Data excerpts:
================================

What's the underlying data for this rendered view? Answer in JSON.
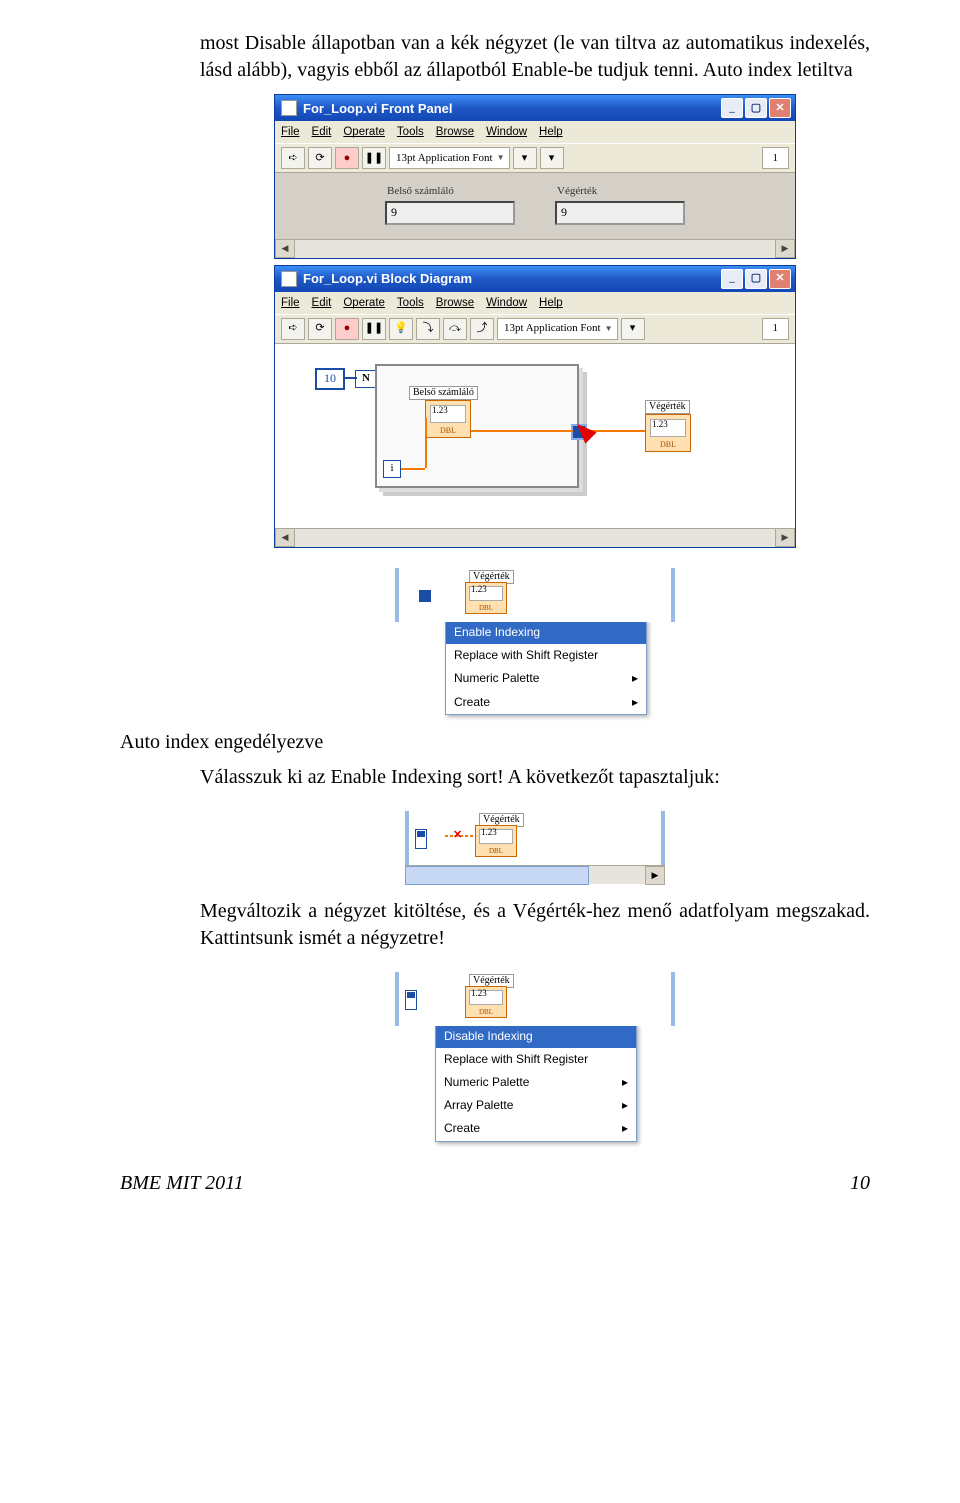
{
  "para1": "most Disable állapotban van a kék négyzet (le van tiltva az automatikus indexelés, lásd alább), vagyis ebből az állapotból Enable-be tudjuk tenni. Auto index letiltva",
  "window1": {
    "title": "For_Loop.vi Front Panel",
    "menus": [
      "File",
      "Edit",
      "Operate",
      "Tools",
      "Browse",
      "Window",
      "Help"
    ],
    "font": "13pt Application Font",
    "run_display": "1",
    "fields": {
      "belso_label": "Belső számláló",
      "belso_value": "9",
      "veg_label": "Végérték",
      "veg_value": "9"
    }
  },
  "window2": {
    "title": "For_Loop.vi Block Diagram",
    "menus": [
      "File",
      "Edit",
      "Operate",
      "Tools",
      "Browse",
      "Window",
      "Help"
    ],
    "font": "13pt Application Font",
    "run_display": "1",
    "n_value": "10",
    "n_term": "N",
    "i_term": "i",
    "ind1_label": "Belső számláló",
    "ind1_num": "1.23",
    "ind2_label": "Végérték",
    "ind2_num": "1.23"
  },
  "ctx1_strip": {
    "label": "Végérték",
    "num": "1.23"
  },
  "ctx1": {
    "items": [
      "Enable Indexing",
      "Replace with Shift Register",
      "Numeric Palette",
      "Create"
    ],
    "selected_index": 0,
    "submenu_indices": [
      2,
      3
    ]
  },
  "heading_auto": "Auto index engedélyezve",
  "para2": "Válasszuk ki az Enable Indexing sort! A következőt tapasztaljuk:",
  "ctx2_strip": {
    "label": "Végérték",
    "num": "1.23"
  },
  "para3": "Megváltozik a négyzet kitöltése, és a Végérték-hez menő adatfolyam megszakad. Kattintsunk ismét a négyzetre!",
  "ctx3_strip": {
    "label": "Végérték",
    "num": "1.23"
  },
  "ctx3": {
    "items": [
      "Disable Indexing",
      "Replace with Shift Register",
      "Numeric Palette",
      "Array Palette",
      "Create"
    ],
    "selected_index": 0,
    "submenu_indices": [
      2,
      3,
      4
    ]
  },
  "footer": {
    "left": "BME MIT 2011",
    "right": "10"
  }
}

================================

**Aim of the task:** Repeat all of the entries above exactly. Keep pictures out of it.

**Exercise result:**
What's the underlying data for this rendered view? Answer in JSON.
{
  "para1": "most Disable állapotban van a kék négyzet (le van tiltva az automatikus indexelés, lásd alább), vagyis ebből az állapotból Enable-be tudjuk tenni. Auto index letiltva",
  "window1": {
    "title": "For_Loop.vi Front Panel",
    "menus": [
      "File",
      "Edit",
      "Operate",
      "Tools",
      "Browse",
      "Window",
      "Help"
    ],
    "font": "13pt Application Font",
    "run_display": "1",
    "fields": {
      "belso_label": "Belső számláló",
      "belso_value": "9",
      "veg_label": "Végérték",
      "veg_value": "9"
    }
  },
  "window2": {
    "title": "For_Loop.vi Block Diagram",
    "menus": [
      "File",
      "Edit",
      "Operate",
      "Tools",
      "Browse",
      "Window",
      "Help"
    ],
    "font": "13pt Application Font",
    "run_display": "1",
    "n_value": "10",
    "n_term": "N",
    "i_term": "i",
    "ind1_label": "Belső számláló",
    "ind1_num": "1.23",
    "ind2_label": "Végérték",
    "ind2_num": "1.23"
  },
  "ctx1_strip": {
    "label": "Végérték",
    "num": "1.23"
  },
  "ctx1": {
    "items": [
      "Enable Indexing",
      "Replace with Shift Register",
      "Numeric Palette",
      "Create"
    ],
    "selected_index": 0,
    "submenu_indices": [
      2,
      3
    ]
  },
  "heading_auto": "Auto index engedélyezve",
  "para2": "Válasszuk ki az Enable Indexing sort! A következőt tapasztaljuk:",
  "ctx2_strip": {
    "label": "Végérték",
    "num": "1.23"
  },
  "para3": "Megváltozik a négyzet kitöltése, és a Végérték-hez menő adatfolyam megszakad. Kattintsunk ismét a négyzetre!",
  "ctx3_strip": {
    "label": "Végérték",
    "num": "1.23"
  },
  "ctx3": {
    "items": [
      "Disable Indexing",
      "Replace with Shift Register",
      "Numeric Palette",
      "Array Palette",
      "Create"
    ],
    "selected_index": 0,
    "submenu_indices": [
      2,
      3,
      4
    ]
  },
  "footer": {
    "left": "BME MIT 2011",
    "right": "10"
  }
}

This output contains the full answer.